Due to this interactive nature, the map also makes it very convenient to zero in on devices that are in distress with monitors that are down or unavailable. This paired up with the device summary mentioned above provides you the ability to see what is going within a single pane of glass eliminating the need to play ‘hide and seek’ by means of clicking between windows similar to other network monitoring tools. The mapping also goes above and beyond the typical wired network by also mapping wireless and virtualized devices as well, now you might think this could make the map quite cluttered but What’s Up Gold is smart enough to know the difference between Wireless, Virtual, and physical devices. These different devices can be toggled on or off using the ‘Overlay’ buttons in the top left corner of the mapping window. One overlay I would like to see added in the future, would be an overlay for client devices by end users. Seeing your entire network is great but when you network sections containing hundreds of users things can get interesting from a visual perspective.
What’s Up Gold also has a host add-on’s at it’s disposal one of these is configuration management. It’s safe to say every Network Management Server should contain some level of configuration management nowadays, long gone are the days when only performance management would get you by. The configuration management piece of What’s Up Gold provides many different services:
- Configuration backup
- Firmware management and updates
- Configuration compliance enforcement
- Trigger-able alerts based configuration changes or configuration job status
Many of these can be configured via the Task Library section with the settings menu, this is where we would specify the task to be run and what schedule we want to apply to this specific task.
Once we have the tasks running properly and pulling information into What’s Up Gold we can see this information directly from the device page itself. From there will be able to view the configuration, and even run configuration comparisons against previous versions of the device’s configuration. We can also go as far as to compare the device configuration again the configuration of other devices, this can be surprisingly helpful if you have devices with similar functions with almost identical configurations (Barring IP addresses, routing configurations, hostnames, etc)
The final rundown

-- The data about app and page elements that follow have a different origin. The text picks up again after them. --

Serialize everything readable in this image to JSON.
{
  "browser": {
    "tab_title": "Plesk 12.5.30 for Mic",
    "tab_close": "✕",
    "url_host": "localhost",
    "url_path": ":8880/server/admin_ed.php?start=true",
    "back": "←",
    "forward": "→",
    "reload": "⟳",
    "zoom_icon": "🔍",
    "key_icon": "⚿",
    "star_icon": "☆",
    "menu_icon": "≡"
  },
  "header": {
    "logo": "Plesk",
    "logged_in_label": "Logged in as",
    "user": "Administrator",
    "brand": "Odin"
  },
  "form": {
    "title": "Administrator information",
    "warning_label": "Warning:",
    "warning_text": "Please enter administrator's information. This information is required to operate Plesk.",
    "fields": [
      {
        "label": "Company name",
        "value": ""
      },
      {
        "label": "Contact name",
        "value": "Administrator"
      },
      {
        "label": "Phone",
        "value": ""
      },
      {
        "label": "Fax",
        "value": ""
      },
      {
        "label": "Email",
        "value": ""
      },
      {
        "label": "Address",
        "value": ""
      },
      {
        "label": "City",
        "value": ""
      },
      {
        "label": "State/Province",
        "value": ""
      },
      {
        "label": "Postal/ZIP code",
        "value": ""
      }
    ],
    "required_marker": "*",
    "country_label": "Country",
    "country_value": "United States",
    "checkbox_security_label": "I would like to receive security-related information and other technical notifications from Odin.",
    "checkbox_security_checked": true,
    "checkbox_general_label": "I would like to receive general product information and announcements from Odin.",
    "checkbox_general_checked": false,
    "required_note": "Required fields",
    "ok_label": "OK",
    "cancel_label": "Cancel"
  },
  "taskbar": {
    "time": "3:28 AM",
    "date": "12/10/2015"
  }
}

The new version of What’s Up Gold certainly does make it much more aesthetically pleasing than its predecessor, and the new streamlined mapping utilities certainly do help with analyzing and quickly diagnoses network issues. The new automatic mapping system certainly is impressive and the high level view is just about perfect for some large NOC monitors. With that said however, I feel What’s Up Gold 2017 is ideal for a small to medium size business the mapping and group functionality are perfect for sites with a few dozen to a hundred devices. Going above that I feel will take away from the simpleness and helpfulness that is provided by the map. Now, don’t let that sound discouraging as mentioned What’s Up Gold is an all encompassing product providing both performance and configuration management, extending from your physical network down to your wireless and virtual network.